nations, which claim to go back to periods yet more remote. We must, therefore, suppose that, from the twentyfourth to
the eighteenth century before Christ, that is to say, in the space of 600 years, the posterity of a single individual was able
to people all the immense countries which had then been discovered, not to speak of those which were then unknown,
but which we have no reason to conclude were destitute of inhabitants; and we must suppose, still further, that the
human race, during this brief period, was able to raise itself from the crass ignorance of the primitive savage state to the
highest degree of intellectual development, suppositions utterly irreconcilable with anthropological laws.
The diversity of the various human races confirms this view of the subject. Climate and modes of life undoubtedly modify
the physical characteristics of mankind, but we know the extent to which these modifications can be carried, and

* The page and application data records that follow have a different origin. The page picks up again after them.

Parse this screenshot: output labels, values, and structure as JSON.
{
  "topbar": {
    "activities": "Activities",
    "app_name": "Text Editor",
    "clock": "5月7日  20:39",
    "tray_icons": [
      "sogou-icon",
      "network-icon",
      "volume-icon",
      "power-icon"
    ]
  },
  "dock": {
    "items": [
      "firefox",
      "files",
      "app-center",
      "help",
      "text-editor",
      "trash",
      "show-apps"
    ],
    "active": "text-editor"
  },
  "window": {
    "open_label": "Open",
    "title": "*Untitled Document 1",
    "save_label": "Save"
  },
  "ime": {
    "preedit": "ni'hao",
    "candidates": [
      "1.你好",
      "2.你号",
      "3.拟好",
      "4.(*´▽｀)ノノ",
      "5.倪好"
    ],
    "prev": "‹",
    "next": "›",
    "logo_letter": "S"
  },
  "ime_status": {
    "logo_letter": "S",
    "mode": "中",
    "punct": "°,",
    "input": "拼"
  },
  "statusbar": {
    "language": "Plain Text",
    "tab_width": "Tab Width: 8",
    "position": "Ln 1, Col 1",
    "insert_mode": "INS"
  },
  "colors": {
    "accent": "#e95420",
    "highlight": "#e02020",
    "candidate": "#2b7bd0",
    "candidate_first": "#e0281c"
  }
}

physiological examination conclusively proves that there are between the different races of men constitutional
differences too profound to have been produced merely by differences of climate. The crossing of races produces
intermediary types; it tends to efface the extremes of characteristic peculiarities; but it does not produce these
peculiarities, and, therefore, creates only new varieties. But the crossing of races presupposes the existence of races
distinct from each other; and how is the existence of these to be explained if we attribute their origin to a common stock
especially if we restrict the production of these various races to so brief a period? How is it possible to suppose, for
example, that the descendants of Noah could have been, in so short a time, transformed into Ethiopians? Such a
metamorphosis would be as inadmissible as that of a wolf into a sheep, of a beetle into an elephant, of a bird into a fish.
No preconceived opinion can withstand, in the long run, the evidence of opposing facts. But, on the contrary, all difficulty
disappears if we assume that man existed at a period anterior to that which has hitherto been commonly assigned to his
creation; that Adam commenced, some 6000 years ago, the peopling of a country until then uninhabited; that the deluge
of Noah was a local catastrophe, erroneously confounded with the great geological cataclysm; and, finally, if we make
due allowance for the allegorical form of expression characteristic of the Oriental style, and common to the sacred books
of every people.